Described by Arsene Wenger as a “fox in the box”, the big eared scouser was signed from Everton in 2001 when the French philosopher felt his side needed more of a cutting edge. That it never worked out that way is possibly the reason why Arsenal teams to this day are accused of trying to pass the ball into the net. Maybe the selective sighted Wenger doesn’t actually trust a player who simply scores goals.
Four goals in 22 appearances led to Jeffers being loaned back to Goodison Park before he embarked on a tour of British clubs. Currently playing for Newcastle (no, not that one, the Jets in Australia) Jeffers is probably still attempting to justify his solitary England call up.
11. Harry Kewell
I’m not a fan of Liverpool Football Club, in fact I positively dislike them. The fact that my Grandad was a fan and persuaded my Mam to name me Kevin in tribute to Keegan never once tempted me to follow the fortunes of the Merseysiders. However, when Harry Kewell joined the Scouse club in 2003, even I was quite excited at the prospect of an already capable team being strengthened by the arrival of this young wing wizard. The way I saw it at the time was that the Aussie was the final piece of the Anfield jigsaw.

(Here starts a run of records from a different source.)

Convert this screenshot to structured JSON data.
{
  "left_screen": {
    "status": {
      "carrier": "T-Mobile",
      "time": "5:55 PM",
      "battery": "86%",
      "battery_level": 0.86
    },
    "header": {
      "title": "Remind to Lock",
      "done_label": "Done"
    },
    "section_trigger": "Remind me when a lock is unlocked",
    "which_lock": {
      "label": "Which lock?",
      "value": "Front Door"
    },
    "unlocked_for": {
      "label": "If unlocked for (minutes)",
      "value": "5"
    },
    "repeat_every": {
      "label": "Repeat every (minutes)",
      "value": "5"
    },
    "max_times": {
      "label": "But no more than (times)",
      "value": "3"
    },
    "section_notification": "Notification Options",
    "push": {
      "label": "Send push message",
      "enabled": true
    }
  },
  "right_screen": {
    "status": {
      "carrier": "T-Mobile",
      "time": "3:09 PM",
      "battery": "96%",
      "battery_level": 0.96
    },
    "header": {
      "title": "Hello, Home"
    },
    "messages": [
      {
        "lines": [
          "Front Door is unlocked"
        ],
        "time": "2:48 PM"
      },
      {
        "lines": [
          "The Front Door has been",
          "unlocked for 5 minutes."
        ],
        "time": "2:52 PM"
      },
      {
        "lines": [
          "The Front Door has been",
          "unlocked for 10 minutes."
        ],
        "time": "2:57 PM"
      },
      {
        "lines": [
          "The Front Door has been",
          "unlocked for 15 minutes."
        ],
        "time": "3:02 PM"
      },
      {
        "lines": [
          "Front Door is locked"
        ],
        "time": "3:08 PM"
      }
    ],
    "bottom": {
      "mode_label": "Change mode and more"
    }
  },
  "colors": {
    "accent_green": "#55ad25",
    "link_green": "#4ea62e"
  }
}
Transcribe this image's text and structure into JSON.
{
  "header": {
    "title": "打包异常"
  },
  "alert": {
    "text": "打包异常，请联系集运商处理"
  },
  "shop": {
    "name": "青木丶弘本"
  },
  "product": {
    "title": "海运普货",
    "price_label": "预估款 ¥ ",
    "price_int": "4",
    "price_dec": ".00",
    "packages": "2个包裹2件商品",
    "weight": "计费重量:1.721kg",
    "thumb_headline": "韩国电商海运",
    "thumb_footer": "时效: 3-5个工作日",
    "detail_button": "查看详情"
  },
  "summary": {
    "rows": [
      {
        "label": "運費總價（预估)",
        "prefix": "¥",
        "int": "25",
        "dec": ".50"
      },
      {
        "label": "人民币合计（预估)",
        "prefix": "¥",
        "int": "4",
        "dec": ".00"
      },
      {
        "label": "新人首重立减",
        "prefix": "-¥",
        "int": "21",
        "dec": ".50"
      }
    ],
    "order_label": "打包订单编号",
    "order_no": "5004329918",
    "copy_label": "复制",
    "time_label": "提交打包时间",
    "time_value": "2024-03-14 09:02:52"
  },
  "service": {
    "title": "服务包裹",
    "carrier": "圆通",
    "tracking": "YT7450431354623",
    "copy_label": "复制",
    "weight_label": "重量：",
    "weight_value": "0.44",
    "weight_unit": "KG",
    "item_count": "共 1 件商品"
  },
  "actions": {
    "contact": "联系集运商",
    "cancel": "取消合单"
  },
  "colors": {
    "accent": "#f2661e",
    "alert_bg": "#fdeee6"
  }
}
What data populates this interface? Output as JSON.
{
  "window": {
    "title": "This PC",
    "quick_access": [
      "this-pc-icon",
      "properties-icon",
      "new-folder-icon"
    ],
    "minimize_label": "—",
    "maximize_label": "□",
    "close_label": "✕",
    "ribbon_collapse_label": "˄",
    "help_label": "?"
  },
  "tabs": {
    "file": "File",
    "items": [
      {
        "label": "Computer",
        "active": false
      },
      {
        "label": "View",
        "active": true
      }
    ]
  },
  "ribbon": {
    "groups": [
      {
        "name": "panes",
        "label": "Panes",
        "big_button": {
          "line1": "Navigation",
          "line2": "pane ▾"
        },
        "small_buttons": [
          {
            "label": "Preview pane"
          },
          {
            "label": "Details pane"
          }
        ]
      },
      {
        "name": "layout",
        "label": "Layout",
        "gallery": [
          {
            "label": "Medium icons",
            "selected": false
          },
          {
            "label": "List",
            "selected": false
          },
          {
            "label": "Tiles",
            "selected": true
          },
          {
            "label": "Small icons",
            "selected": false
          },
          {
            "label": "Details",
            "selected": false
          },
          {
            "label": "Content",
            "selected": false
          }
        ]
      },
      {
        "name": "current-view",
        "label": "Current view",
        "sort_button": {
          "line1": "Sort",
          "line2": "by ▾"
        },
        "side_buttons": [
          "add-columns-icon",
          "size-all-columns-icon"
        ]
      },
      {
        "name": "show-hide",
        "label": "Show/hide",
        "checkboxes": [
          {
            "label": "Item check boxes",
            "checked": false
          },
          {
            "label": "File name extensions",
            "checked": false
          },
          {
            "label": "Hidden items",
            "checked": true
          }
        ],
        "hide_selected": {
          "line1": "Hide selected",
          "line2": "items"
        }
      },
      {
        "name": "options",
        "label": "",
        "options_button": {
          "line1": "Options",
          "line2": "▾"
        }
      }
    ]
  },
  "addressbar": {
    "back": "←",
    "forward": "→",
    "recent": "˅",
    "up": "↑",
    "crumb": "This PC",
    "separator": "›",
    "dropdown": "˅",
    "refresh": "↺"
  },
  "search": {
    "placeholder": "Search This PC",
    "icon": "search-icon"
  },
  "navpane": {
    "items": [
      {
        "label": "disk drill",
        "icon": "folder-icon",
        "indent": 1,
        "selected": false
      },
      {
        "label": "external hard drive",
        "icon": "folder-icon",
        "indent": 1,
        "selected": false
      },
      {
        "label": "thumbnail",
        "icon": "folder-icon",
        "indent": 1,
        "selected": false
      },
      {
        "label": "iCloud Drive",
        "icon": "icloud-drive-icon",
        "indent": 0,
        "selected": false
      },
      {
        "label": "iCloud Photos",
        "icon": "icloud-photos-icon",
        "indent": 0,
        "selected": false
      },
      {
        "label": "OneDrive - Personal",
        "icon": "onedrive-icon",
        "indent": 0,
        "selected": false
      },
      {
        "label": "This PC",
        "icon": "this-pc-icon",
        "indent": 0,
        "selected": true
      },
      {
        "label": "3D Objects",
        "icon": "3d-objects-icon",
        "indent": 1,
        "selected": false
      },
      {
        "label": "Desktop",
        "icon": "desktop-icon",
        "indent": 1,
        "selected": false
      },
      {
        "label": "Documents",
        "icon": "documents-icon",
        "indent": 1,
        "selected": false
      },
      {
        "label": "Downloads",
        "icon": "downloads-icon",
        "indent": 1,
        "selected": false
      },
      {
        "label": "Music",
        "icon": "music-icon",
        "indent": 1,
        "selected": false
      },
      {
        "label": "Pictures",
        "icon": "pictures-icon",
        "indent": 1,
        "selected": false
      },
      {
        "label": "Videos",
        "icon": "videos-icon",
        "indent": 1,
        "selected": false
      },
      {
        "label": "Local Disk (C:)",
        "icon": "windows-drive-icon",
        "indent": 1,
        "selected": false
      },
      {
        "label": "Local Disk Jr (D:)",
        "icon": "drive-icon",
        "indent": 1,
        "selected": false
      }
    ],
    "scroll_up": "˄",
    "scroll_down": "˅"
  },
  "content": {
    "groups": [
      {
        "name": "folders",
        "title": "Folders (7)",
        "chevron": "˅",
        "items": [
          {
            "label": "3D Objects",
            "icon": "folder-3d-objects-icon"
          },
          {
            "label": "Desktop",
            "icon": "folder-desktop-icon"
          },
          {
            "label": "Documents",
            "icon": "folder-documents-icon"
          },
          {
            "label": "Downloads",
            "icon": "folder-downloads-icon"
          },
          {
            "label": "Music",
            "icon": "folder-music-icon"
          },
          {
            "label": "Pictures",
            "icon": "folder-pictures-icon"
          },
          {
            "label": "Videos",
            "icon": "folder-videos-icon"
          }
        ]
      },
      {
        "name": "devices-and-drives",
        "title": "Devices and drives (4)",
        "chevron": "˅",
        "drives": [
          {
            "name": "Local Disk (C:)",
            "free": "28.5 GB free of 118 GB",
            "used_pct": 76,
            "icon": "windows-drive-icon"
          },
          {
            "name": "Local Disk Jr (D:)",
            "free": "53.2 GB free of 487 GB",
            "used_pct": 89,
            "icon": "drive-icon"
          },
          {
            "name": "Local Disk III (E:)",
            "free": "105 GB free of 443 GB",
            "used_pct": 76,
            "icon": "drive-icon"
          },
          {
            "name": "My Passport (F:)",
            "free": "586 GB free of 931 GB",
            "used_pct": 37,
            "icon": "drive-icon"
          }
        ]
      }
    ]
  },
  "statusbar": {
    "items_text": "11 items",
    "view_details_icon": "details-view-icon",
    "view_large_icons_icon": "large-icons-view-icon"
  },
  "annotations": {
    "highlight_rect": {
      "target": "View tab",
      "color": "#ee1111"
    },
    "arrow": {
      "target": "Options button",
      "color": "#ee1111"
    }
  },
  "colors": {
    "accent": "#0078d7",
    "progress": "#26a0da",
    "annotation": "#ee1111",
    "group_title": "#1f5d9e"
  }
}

A player who was the shining light of the exciting Leeds United team who went all the way to the Champions League semi-final, Kewell never made the grade at Liverpool. Admittedly injuries played their part, Harry was restricted to 93 appearances in five seasons, but whenever I saw him in a red shirt he seemed a shadow of the player that I remembered from his Leeds days. Kewell left in 2008 for Galatasaray and another player that was going to fire Liverpool to Premier League glory had failed to deliver.